<PropertyGroup>
    <!-- Prefer NuGet tools version -->
    <TypeScriptToolsVersion Condition="'$(TypeScriptNuGetToolsVersion)'!=''">$(TypeScriptNuGetToolsVersion)</TypeScriptToolsVersion>
    <TypeScriptToolsVersion Condition="'$(TypeScriptToolsVersion)'==''">1.8<TypeScriptToolsVersion>
    <!-- Check the default folder for the nuget version of the installer first, if that exists we should use that. -->
    <TscToolPath Condition="'$(TscToolPath)' == '' AND Exists('$(MSBuildThisFileDirectory)tsc\tsc.exe') ">$(MSBuildThisFileDirectory)tsc\</TscToolPath>
    <TscToolPath Condition="'$(TscToolPath)' == ''">$(MSBuildProgramFiles32)\Microsoft SDKs\TypeScript</TscToolPath>
    <TscToolExe Condition="'$(TscToolExe)' == ''">tsc.exe</TscToolExe>
    <TscYieldDuringToolExecution Condition="'$(TscYieldDuringToolExecution)' == ''">true</TscYieldDuringToolExecution>
</PropertyGroup>

So, this makes sense - Visual Studio appears to be using v1.8 (line 4).

Unfortunately, simply changing the 1.8 to 2.1 didn’t work for me. I looked in my C:\Program Files (x86)\Microsoft SDKs\TypeScript directory. I only had a folder for 1.8.

Visual studio was obviously missing something, so, I downloaded and installed the latest version of TypeScript for Visual Studio.

Voila! The red squiggly lines disappeared in Visual Studio, my app still ran fine and the version references in C:\Program Files (x86)\MSBuild\Microsoft\VisualStudio\v15.0\TypeScript\Microsoft.TypeScript.targets has been upgraded to 2.1.

#visual studio code #visual studio #code #typescript

COMO USAR e trabalhar com Code Review no Visual Studio Code

Não é todo programador que gosta de compartilhar o seu trabalho ou até mesmo receber feedbacks de como o seu código foi escrito, mas o Code Review é cada vez mais comum em empresas do mundo todo.

Conheça uma extensão para Visual Studio Code e comece a trabalhar com Code Review em seu próximo projeto. Essa é a sua chance de saber COMO USAR e trabalhar com Code Review no Visual Studio Code.

#visual studio code #code review #visual studio #code

Brain  Crist

Brain Crist

1596975120

Writing Visual Studio Extensions with Mads - Episode 1: Item Templates

Join Mads Kristensen from the Visual Studio team each week as he builds extensions for Visual Studio live!

#visual studio code #visual studio #code #microsoft #visual studio extensions

Brain  Crist

Brain Crist

1597032000

User Snippets (Code Shortcuts) in Visual Studio Code

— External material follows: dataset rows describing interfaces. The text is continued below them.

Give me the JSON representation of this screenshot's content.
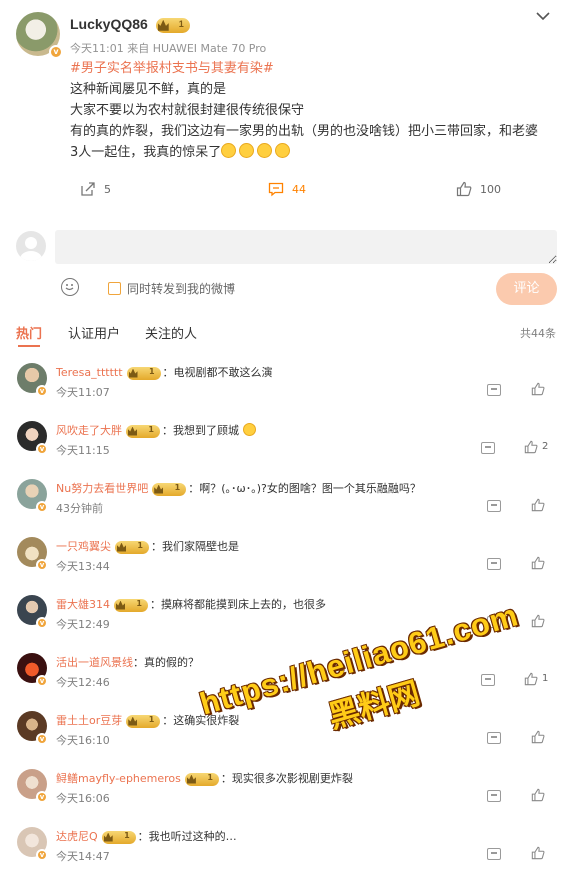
{
  "post": {
    "author": "LuckyQQ86",
    "level": "1",
    "meta": "今天11:01  来自 HUAWEI Mate 70 Pro",
    "topic": "#男子实名举报村支书与其妻有染#",
    "lines": [
      "这种新闻屡见不鲜，真的是",
      "大家不要以为农村就很封建很传统很保守",
      "有的真的炸裂，我们这边有一家男的出轨（男的也没啥钱）把小三带回家，和老婆3人一起住，我真的惊呆了"
    ],
    "emoji_icon": "laugh-cry-emoji"
  },
  "actions": {
    "repost_count": "5",
    "comment_count": "44",
    "like_count": "100"
  },
  "composer": {
    "placeholder": "",
    "forward_label": "同时转发到我的微博",
    "submit_label": "评论"
  },
  "tabs": [
    {
      "label": "热门"
    },
    {
      "label": "认证用户"
    },
    {
      "label": "关注的人"
    }
  ],
  "comment_total": "共44条",
  "comments": [
    {
      "name": "Teresa_tttttt",
      "text": "：电视剧都不敢这么演",
      "time": "今天11:07",
      "likes": ""
    },
    {
      "name": "风吹走了大胖",
      "text": "：我想到了顾城 ",
      "time": "今天11:15",
      "likes": "2"
    },
    {
      "name": "Nu努力去看世界吧",
      "text": "：啊？(｡･ω･｡)?女的图啥？图一个其乐融融吗？",
      "time": "43分钟前",
      "likes": ""
    },
    {
      "name": "一只鸡翼尖",
      "text": "：我们家隔壁也是",
      "time": "今天13:44",
      "likes": ""
    },
    {
      "name": "雷大雄314",
      "text": "：摸麻将都能摸到床上去的，也很多",
      "time": "今天12:49",
      "likes": ""
    },
    {
      "name": "活出一道风景线",
      "text": "：真的假的？",
      "time": "今天12:46",
      "likes": "1"
    },
    {
      "name": "雷土土or豆芽",
      "text": "：这确实很炸裂",
      "time": "今天16:10",
      "likes": ""
    },
    {
      "name": "鲟鳝mayfly-ephemeros",
      "text": "：现实很多次影视剧更炸裂",
      "time": "今天16:06",
      "likes": ""
    },
    {
      "name": "达虎尼Q",
      "text": "：我也听过这种的…",
      "time": "今天14:47",
      "likes": ""
    }
  ],
  "watermark": {
    "url": "https://heiliao61.com",
    "name": "黑料网"
  },
  "colors": {
    "accent": "#eb7350",
    "comment_accent": "#ff8200",
    "submit_bg": "#fbcaae"
  }
}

Hello, my friends and fellow developers, this video is all about User Snippets. That means the Snippets (Code Shortcuts) that you can make for yourself. It is a really amazing feature. I hope you like this video

Let me know in the comments below if you want more Visual Studio Code videos or any other videos. And like the video, if you like it.

#visual studio code #visual studio #code